Over the course of the week, he has used the church’s GroupMe text chain to share news updates about the situation. He hoped that Christian Aid Ministries would somehow be able to send the prayer list to the hostages, to encourage them with the knowledge that people were praying for them around the clock. He has been praying not just for those kidnapped but for their captors.
“We just want to storm the gates of heaven with our requests,” he said. “We’re just keeping it before his throne and praying his will to be done.”
The families of a Mennonite congregation in Sheldon, in northern Wisconsin, take their turn.
Wilma Martin, 87, recalled a story of how years ago, a young man working with Mennonite Air Missions was rescued in Guatemala “through the prayers of the church,” she said.
“We are praying for God’s protection, and also that through this those that did the kidnapping can be witnessed to,” she said.
There is comfort that God is always in control, she said, even though people do not always understand the ways in which God works.
“As God’s children, it is a privilege that we have in praying for others,” she said. “If some soul can find the Lord through this, and their lives aren’t hurt, then that will be a real blessing.”
It is time for Oasis Christian Fellowship in Schaefferstown, Pa.
Earl Horst, an elder, learned about the kidnapping a few hours after it happened. A family in the church who had spent years in Haiti had heard first, and by the next morning, when someone saw the prayer chain spreadsheet that was also circulating on WhatsApp, the church signed up.
The conservative Anabaptist congregation meets in a rented fire station, and there was a luncheon at the church that day. Members prayed for Haiti over frogmore stew, a communal meal of shared potatoes, sausage, shrimp and corn.
Mr. Horst had committed to praying through the time slot for three days, but on Monday he found himself unexpectedly busy at the appointed time. He prayed for 15 minutes and then asked his wife to cover the next 15, to make sure the full half-hour was covered.
Night has fallen, and the families from the 80-person Fincastle Mennonite Church in Virginia begin.
Timothy Weaver, a 40-year-old bishop, thought of the couple he knew who led a discipleship program with Christian Aid Ministries in Lesbos, Greece, and how as a teenager he went with the ministry to Jarrell, Texas, to rebuild after a tornado.

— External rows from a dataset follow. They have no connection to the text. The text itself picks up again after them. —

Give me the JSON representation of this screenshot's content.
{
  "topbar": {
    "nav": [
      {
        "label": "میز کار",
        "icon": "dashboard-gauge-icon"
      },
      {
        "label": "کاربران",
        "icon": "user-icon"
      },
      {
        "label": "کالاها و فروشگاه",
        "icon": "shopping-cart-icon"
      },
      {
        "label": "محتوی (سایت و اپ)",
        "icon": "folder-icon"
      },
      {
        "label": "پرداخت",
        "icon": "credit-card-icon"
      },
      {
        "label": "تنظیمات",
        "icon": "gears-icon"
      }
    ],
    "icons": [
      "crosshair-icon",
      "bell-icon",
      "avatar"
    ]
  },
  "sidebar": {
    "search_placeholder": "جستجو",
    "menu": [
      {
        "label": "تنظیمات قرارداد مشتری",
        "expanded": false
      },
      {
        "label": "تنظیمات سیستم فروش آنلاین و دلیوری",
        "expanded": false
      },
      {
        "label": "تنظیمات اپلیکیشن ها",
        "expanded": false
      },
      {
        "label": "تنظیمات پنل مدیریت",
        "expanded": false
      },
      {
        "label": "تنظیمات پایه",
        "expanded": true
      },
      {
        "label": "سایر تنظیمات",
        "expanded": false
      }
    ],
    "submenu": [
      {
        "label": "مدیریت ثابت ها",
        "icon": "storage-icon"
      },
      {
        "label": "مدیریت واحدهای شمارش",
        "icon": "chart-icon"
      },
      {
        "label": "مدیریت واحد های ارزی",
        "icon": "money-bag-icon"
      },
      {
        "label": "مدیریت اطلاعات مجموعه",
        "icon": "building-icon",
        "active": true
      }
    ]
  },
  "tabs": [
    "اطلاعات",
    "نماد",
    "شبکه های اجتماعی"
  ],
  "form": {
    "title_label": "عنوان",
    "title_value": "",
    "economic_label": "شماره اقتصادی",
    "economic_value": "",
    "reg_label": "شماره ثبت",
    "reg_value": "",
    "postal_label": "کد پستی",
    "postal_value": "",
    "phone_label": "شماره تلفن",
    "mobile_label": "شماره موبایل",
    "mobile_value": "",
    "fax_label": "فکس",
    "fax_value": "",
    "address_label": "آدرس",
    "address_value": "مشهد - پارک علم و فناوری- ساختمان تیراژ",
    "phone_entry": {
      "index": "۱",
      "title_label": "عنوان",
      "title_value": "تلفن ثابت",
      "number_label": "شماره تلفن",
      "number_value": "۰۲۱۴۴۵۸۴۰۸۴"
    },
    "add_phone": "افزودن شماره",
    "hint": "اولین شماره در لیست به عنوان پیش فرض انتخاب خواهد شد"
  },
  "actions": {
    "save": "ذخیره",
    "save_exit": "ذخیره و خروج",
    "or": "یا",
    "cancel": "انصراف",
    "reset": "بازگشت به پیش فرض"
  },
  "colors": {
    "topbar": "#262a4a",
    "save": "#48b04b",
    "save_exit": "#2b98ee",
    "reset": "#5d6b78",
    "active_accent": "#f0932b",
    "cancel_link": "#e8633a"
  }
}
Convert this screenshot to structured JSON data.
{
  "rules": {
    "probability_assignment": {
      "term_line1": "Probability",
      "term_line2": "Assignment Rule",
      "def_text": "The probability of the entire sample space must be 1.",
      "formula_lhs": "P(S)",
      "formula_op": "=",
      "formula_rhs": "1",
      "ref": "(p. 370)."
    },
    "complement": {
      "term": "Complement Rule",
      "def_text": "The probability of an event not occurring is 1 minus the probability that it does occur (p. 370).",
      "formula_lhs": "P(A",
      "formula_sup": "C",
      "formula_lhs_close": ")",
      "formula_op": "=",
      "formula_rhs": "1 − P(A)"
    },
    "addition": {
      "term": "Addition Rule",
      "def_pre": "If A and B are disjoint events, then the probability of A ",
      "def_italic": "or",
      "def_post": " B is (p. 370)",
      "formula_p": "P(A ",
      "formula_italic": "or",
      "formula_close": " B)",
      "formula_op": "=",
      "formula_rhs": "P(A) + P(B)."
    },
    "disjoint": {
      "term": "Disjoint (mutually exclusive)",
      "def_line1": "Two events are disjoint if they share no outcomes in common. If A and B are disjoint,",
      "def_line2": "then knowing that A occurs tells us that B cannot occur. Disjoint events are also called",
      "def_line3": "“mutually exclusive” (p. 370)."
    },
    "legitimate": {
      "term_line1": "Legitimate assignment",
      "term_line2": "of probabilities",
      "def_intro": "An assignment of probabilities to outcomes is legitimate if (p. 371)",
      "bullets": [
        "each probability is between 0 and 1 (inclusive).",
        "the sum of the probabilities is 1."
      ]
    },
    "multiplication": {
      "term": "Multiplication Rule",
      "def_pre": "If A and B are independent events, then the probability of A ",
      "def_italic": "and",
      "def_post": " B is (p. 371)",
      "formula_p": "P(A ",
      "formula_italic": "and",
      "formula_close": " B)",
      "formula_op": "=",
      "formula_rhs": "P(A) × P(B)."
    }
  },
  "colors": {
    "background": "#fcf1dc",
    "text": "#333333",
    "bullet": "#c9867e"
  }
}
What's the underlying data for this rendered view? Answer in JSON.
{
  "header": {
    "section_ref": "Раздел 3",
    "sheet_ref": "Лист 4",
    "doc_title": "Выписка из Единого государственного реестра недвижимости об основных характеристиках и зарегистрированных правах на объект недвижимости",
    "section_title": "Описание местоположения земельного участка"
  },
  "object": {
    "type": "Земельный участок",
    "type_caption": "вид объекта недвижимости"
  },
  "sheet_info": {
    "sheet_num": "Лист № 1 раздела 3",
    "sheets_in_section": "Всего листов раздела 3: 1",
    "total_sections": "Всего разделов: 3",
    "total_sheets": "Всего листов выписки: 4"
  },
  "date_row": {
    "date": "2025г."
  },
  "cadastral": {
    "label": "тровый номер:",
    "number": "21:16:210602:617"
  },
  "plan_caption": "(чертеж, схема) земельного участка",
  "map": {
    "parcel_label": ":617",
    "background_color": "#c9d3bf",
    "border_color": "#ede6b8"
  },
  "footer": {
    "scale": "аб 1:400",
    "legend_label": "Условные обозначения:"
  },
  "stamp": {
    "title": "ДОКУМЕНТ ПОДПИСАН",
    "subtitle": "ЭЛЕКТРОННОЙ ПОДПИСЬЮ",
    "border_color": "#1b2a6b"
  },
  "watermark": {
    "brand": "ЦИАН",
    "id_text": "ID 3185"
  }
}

When Kenya has elections, he prays more fervently for the church’s missionaries there.
“We have died for our faith, particularly in the early days,” he said. “So we are willing to do that, but we certainly pray for life. We pray for deliverance.”
The suffering also feels like a warning about the future, he said. “I do believe the church will face more and more of this kind of thing, and not just abroad,” he said. “We are just going to face more and more oppression for what we believe.”
About 650 miles north, in Milverton, Ontario, Ezra Streicher, 73, has the same time slot as the believers in Fincastle.
Mr. Streicher and his wife, Marlene, were on their way to Zion Mennonite Fellowship Church when they found out about the crisis while listening to the radio. They do not watch television — more time to read, he said. For years they have supported Christian Aid Ministries financially, and for many winters took a bus to Pennsylvania for a mission project at a canning factory. They had heard that the one kidnapped Canadian lived within 20 miles of their home.
They got into bed to do nightly devotions. This time, after they finished reading their devotional book, they had a special prayer.
“We definitely believe there is a lot of power in prayer, so that’s why we’ve been on the prayer chain,” he said. “To keep praying.”
And so it goes on. Every 30 minutes. Another family or church taking up the mantle. Waiting. Praying through the night.
Maddie McGarvey contributed reporting. Susan C. Beachy contributed research.